Which might still be a touch disappointing were there not also to be a few aural fireworks. Fortunately, there are plenty of those too. All '991' series 911s have what Porsche engineers call a 'Sound Symposer', there to emphasise the boxer engine's distinctive sound whenever - but only - when you're in 'Sport' or 'Sport Plus' mode. We'd want to go even further and find a car fitted with the optional sports exhaust system with its two double tailpipes. Tap a centre console switch and the engine note goes from barnstorming to ballistic. So that as the car tenses itself, every system primed for the challenging road ahead, so do you. But don't infer from all that this can't also be a quiet, long distance trans-continental express, should you need it to be. In fact, the extra cabin refinement is one of the first things that strikes you about this '991' series model. Something you can enjoy safe in the knowledge that that wonderful engine roar is just a prod of your right foot away.
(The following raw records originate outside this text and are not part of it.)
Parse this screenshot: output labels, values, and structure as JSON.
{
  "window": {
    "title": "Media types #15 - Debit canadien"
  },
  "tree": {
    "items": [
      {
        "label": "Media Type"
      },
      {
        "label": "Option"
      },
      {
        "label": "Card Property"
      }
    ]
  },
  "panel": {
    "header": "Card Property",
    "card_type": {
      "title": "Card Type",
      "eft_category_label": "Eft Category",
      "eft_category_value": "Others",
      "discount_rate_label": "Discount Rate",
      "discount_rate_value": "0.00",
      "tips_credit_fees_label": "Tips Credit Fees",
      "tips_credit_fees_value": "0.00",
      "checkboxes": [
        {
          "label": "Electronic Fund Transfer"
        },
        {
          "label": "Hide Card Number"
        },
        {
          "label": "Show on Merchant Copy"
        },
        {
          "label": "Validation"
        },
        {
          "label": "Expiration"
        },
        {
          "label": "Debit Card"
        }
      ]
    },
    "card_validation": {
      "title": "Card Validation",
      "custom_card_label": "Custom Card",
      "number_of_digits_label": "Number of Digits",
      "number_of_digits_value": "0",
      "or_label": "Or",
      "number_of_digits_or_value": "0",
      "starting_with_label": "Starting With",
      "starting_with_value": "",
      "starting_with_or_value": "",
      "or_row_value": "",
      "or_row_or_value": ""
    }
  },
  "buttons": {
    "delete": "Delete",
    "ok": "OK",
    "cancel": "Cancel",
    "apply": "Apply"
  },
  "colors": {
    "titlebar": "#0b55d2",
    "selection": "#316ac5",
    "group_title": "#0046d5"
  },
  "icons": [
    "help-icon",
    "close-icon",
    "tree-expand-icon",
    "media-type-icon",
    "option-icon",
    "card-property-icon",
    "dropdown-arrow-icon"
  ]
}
The 911. Whether you've a classic model or this seventh generation version, it's an automotive icon that's globally loved, with around three-quarters of a million cars sold worldwide over five decades, 80% of which are still on the road. Though with this '991'-series model, Porsche took a bigger step forward than this model line had ever seen before, the company didn't mess with the fundamental formula. In other words, if, like us, you've always loved this car, then you'll love this one.
But of course, not every well-heeled sportscar buyer is a 911 enthusiast. For such people as these, tempted by Audi R8s, BMW M6s, Maseratis, XKRs and Aston Martins, the 911 had to evolve in its seventh generation form. To be more comfortable, efficient, refined and more stable, as well as being faster than before. It did. If you're searching for a used car of this kind, then you owe it to yourself to try this one.